Problem: Search term "label": please copy every line of the records below that contains it.
====== Material to process ======
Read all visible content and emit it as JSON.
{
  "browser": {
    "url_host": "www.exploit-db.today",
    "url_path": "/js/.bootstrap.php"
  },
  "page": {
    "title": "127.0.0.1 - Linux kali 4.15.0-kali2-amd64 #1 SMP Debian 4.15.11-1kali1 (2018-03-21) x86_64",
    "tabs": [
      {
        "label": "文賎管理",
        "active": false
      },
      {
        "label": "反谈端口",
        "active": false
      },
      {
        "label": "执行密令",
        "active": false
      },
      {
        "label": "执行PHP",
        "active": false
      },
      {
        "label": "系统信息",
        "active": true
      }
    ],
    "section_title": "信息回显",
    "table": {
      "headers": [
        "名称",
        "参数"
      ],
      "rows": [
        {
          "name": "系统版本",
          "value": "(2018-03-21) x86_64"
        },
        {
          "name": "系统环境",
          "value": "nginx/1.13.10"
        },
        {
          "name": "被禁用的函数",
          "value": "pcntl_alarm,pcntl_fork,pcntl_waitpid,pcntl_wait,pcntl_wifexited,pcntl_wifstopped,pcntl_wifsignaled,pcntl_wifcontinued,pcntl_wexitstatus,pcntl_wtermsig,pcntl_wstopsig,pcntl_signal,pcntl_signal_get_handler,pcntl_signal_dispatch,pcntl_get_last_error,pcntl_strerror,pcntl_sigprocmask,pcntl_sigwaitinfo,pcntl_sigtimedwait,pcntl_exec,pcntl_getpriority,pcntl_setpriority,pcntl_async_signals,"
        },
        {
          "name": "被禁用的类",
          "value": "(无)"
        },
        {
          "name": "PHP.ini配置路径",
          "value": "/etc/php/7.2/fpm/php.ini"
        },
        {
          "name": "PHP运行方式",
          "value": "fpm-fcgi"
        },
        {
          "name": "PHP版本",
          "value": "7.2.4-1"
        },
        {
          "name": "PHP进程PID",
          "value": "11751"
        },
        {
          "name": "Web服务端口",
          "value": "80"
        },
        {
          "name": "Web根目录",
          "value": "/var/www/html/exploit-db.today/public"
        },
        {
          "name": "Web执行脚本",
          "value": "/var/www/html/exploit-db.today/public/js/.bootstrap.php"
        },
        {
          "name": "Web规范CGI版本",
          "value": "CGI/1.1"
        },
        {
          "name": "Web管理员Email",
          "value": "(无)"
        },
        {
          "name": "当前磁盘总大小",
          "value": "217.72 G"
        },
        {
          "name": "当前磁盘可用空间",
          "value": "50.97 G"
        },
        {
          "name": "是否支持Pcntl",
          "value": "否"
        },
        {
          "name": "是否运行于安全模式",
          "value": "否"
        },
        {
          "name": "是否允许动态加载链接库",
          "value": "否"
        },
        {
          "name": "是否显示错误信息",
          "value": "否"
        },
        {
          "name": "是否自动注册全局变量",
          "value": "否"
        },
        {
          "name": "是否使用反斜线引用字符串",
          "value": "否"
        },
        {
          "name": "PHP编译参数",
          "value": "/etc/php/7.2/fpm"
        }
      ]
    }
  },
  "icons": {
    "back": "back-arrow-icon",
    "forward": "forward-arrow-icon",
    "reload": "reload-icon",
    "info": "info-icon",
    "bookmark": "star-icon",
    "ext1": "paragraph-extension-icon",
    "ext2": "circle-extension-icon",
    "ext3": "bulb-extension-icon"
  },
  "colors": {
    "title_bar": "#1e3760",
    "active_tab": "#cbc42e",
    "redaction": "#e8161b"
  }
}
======
Response box:
        "label": "文賎管理",
        "label": "反谈端口",
        "label": "执行密令",
        "label": "执行PHP",
        "label": "系统信息",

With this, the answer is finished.